“As long as the U.S. economy continues to recover, I don’t see why the undervalued dollar should not experience a broad-based recovery that I had expected at the start of the year,” said Stephen Jen, a partner at London-based investment company SLJ Macro Partners.
Archive for July, 2014
The prospect of an increase in U.S. interest rates will do more to cap the pound’s gains than BOE policy, said Stephen Jen, managing partner at SLJ Macro Partners LLP in London.
While Fed Chair Janet Yellen told lawmakers this month that the U.S. still needs an accommodative monetary policy, she also said borrowing costs may rise sooner than investors expect.

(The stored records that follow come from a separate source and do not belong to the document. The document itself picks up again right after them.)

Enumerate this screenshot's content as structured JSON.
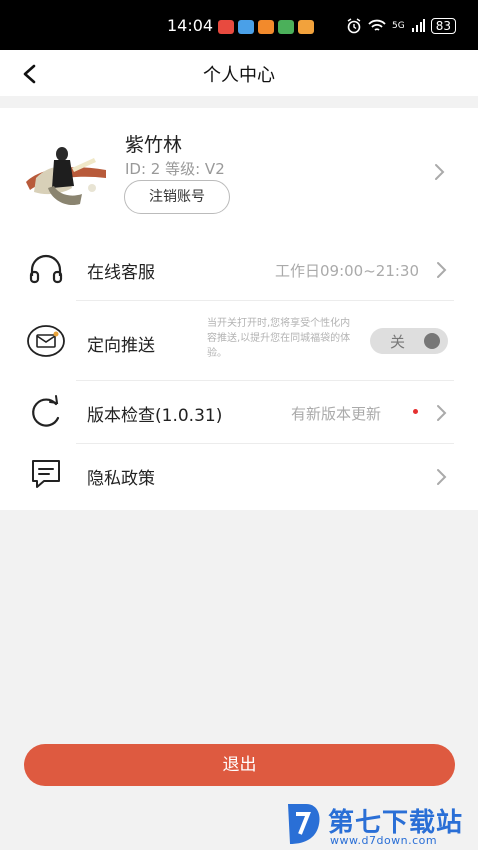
{
  "status_bar": {
    "time": "14:04",
    "network": "5G",
    "battery": "83"
  },
  "header": {
    "title": "个人中心"
  },
  "profile": {
    "name": "紫竹林",
    "meta": "ID: 2 等级:  V2",
    "cancel_account_label": "注销账号"
  },
  "menu": {
    "service": {
      "label": "在线客服",
      "value": "工作日09:00~21:30"
    },
    "push": {
      "label": "定向推送",
      "description": "当开关打开时,您将享受个性化内容推送,以提升您在同城福袋的体验。",
      "toggle_label": "关",
      "enabled": false
    },
    "version": {
      "label": "版本检查(1.0.31)",
      "value": "有新版本更新"
    },
    "privacy": {
      "label": "隐私政策"
    }
  },
  "logout_label": "退出",
  "watermark": {
    "title": "第七下载站",
    "url": "www.d7down.com"
  },
  "colors": {
    "accent": "#de5a40",
    "page_bg": "#f2f2f2",
    "watermark": "#2a6fd6"
  }
}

Jen and O’Neill at UBS both see the pound stalling against the dollar as a result, though they expect further gains versus the euro on bets the European Central Bank will ease further. Sterling has surged 10 percent versus the euro in the past year, the most since the shared currency’s 1999 debut.

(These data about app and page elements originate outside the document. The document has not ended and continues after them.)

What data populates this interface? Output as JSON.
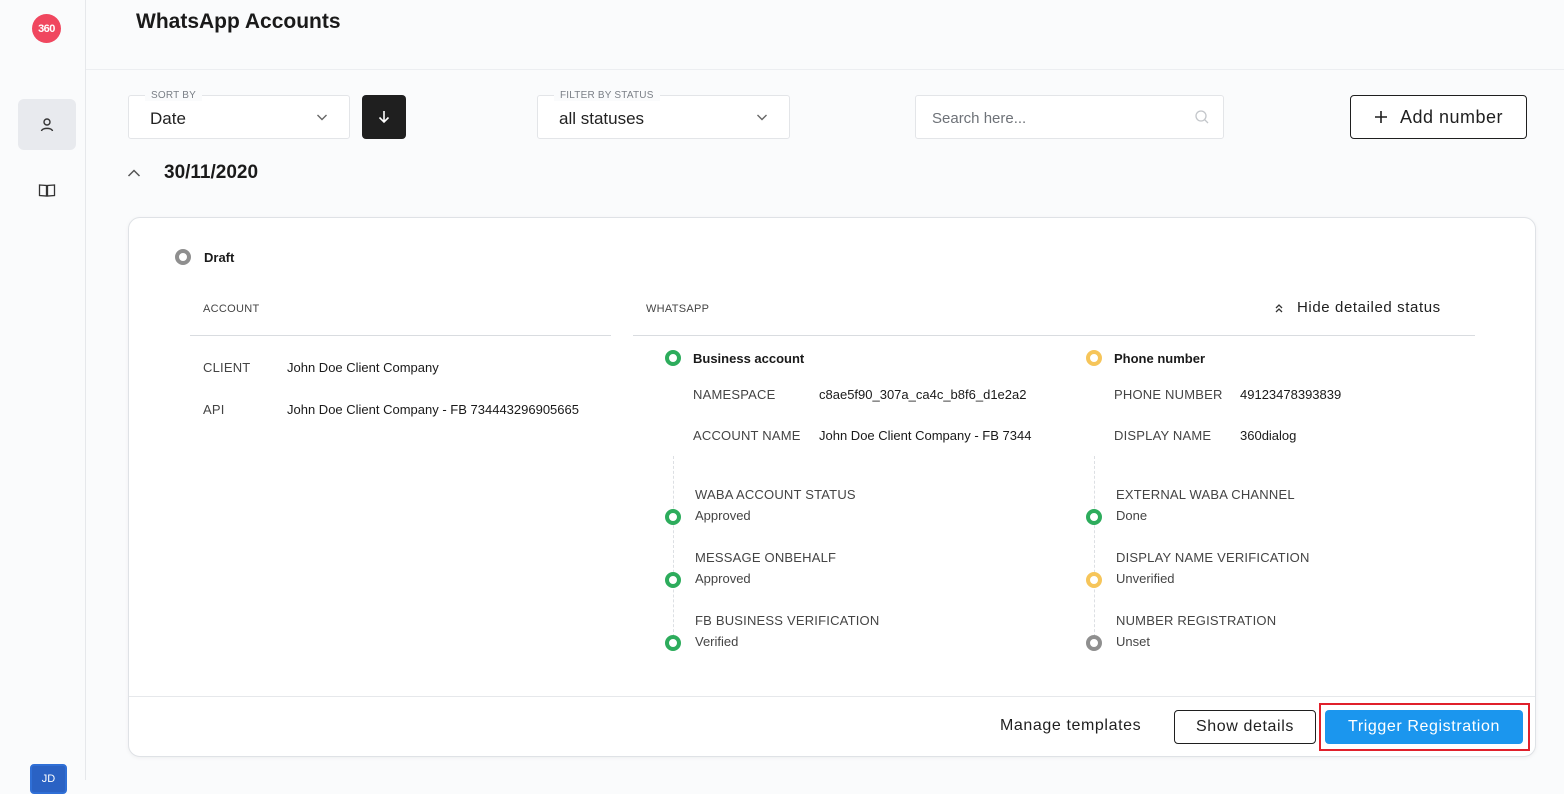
{
  "sidebar": {
    "logo": "360",
    "items": [
      {
        "name": "accounts",
        "icon": "user-icon",
        "active": true
      },
      {
        "name": "docs",
        "icon": "book-icon",
        "active": false
      }
    ],
    "avatar": "JD"
  },
  "header": {
    "title": "WhatsApp Accounts"
  },
  "filters": {
    "sort_label": "SORT BY",
    "sort_value": "Date",
    "status_label": "FILTER BY STATUS",
    "status_value": "all statuses",
    "search_placeholder": "Search here...",
    "add_number": "Add number"
  },
  "group": {
    "date": "30/11/2020"
  },
  "card": {
    "status": "Draft",
    "account": {
      "header": "ACCOUNT",
      "rows": [
        {
          "label": "CLIENT",
          "value": "John Doe Client Company"
        },
        {
          "label": "API",
          "value": "John Doe Client Company - FB 734443296905665"
        }
      ]
    },
    "whatsapp": {
      "header": "WHATSAPP",
      "hide_status": "Hide detailed status",
      "business": {
        "title": "Business account",
        "namespace_label": "NAMESPACE",
        "namespace_value": "c8ae5f90_307a_ca4c_b8f6_d1e2a2",
        "account_name_label": "ACCOUNT NAME",
        "account_name_value": "John Doe Client Company - FB 7344",
        "steps": [
          {
            "label": "WABA ACCOUNT STATUS",
            "value": "Approved",
            "status": "green"
          },
          {
            "label": "MESSAGE ONBEHALF",
            "value": "Approved",
            "status": "green"
          },
          {
            "label": "FB BUSINESS VERIFICATION",
            "value": "Verified",
            "status": "green"
          }
        ]
      },
      "phone": {
        "title": "Phone number",
        "phone_label": "PHONE NUMBER",
        "phone_value": "49123478393839",
        "display_label": "DISPLAY NAME",
        "display_value": "360dialog",
        "steps": [
          {
            "label": "EXTERNAL WABA CHANNEL",
            "value": "Done",
            "status": "green"
          },
          {
            "label": "DISPLAY NAME VERIFICATION",
            "value": "Unverified",
            "status": "yellow"
          },
          {
            "label": "NUMBER REGISTRATION",
            "value": "Unset",
            "status": "grey"
          }
        ]
      }
    },
    "footer": {
      "manage_templates": "Manage templates",
      "show_details": "Show details",
      "trigger_registration": "Trigger Registration"
    }
  },
  "colors": {
    "primary": "#1b96ee",
    "green": "#2dac5c",
    "yellow": "#f6c55a",
    "grey": "#8f8f8f",
    "highlight": "#e0202b"
  }
}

“The pound-dollar exchange rate may encounter some headwinds in the period ahead, and it will be about the recovery in the U.S. more than the U.K. story,” Jen said in a July 24 interview. “A lot of good news has been in the price.”

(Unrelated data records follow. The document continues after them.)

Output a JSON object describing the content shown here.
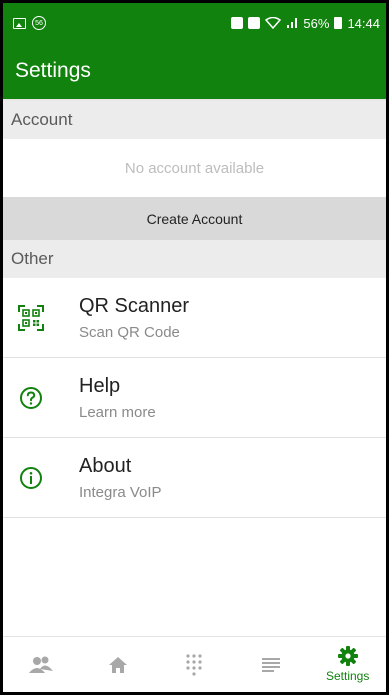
{
  "colors": {
    "primary": "#12820f",
    "icon_gray": "#a8a8a8"
  },
  "status_bar": {
    "left_badge": "56",
    "battery": "56%",
    "time": "14:44"
  },
  "appbar": {
    "title": "Settings"
  },
  "account": {
    "header": "Account",
    "empty_text": "No account available",
    "create_label": "Create Account"
  },
  "other": {
    "header": "Other",
    "items": [
      {
        "icon": "qr-code-icon",
        "title": "QR Scanner",
        "subtitle": "Scan QR Code"
      },
      {
        "icon": "help-circle-icon",
        "title": "Help",
        "subtitle": "Learn more"
      },
      {
        "icon": "info-circle-icon",
        "title": "About",
        "subtitle": "Integra VoIP"
      }
    ]
  },
  "bottom_nav": {
    "items": [
      {
        "icon": "contacts-icon"
      },
      {
        "icon": "home-icon"
      },
      {
        "icon": "dialpad-icon"
      },
      {
        "icon": "list-icon"
      },
      {
        "icon": "gear-icon",
        "label": "Settings",
        "active": true
      }
    ]
  }
}
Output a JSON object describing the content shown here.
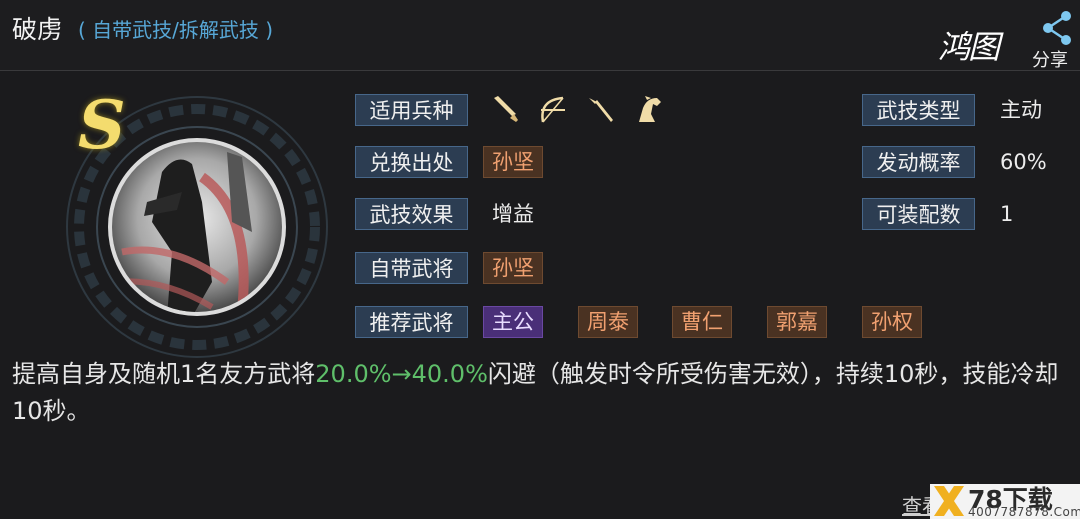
{
  "header": {
    "title": "破虏",
    "subtitle": "( 自带武技/拆解武技 )",
    "brand": "鸿图",
    "share_label": "分享"
  },
  "skill": {
    "grade": "S",
    "unit_icons": [
      "sword-icon",
      "bow-icon",
      "spear-icon",
      "horse-icon"
    ],
    "rows": {
      "troop_label": "适用兵种",
      "source_label": "兑换出处",
      "source_value": "孙坚",
      "effect_label": "武技效果",
      "effect_value": "增益",
      "innate_label": "自带武将",
      "innate_value": "孙坚",
      "recommend_label": "推荐武将",
      "recommend": [
        "主公",
        "周泰",
        "曹仁",
        "郭嘉",
        "孙权"
      ]
    },
    "right": {
      "type_label": "武技类型",
      "type_value": "主动",
      "rate_label": "发动概率",
      "rate_value": "60%",
      "slots_label": "可装配数",
      "slots_value": "1"
    },
    "description": {
      "before": "提高自身及随机1名友方武将",
      "highlight": "20.0%→40.0%",
      "after": "闪避（触发时令所受伤害无效），持续10秒，技能冷却10秒。"
    }
  },
  "footer": {
    "link": "查看",
    "watermark_title": "78下载",
    "watermark_url": "4007787878.Com"
  },
  "colors": {
    "label_bg": "#2c3d52",
    "tag_bg": "#4a3222",
    "tag_text": "#f0a070",
    "highlight": "#5fbf6a",
    "subtitle": "#57a7d6",
    "grade": "#f4dc6e"
  }
}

To Stephen L. Jen and Joana Freire, economists at SLJ Macro Partners LLP, a London-based hedge fund, rates are too low and vulnerable to a reversal. They suspect emerging markets aren’t solely responsible for what they call the Global Savings Glut II.
Instead, they see a turnaround in corporate investment spending as a powerful enough force to push interest rates higher by running down savings. That would upend the recent lull in financial markets, especially if rates return to moving roughly in line with economic growth rather than undershooting it as now and in the mid-2000s.
“The levels of the real interest rates seem too low, in our view, and the pent-up pressures for interest rates to rise will increase as the global economy gradually recovers,” they wrote in a July 9 report. “A comprehensive risk-repricing triggered by higher interest rates is likely at some point.”
The worry recalls the last episode a normalizing of rates, which they say contributed to the collapse in the U.S. housing market and subsequent financial panic. While Jen and Freire don’t predict a global crisis this time, it won’t take much of a move to throttle markets.
“Risk assets could be vulnerable to a significant correction, ironically as the global economy recovers and necessitates the central banks to normalize their extreme monetary policies,” they conclude.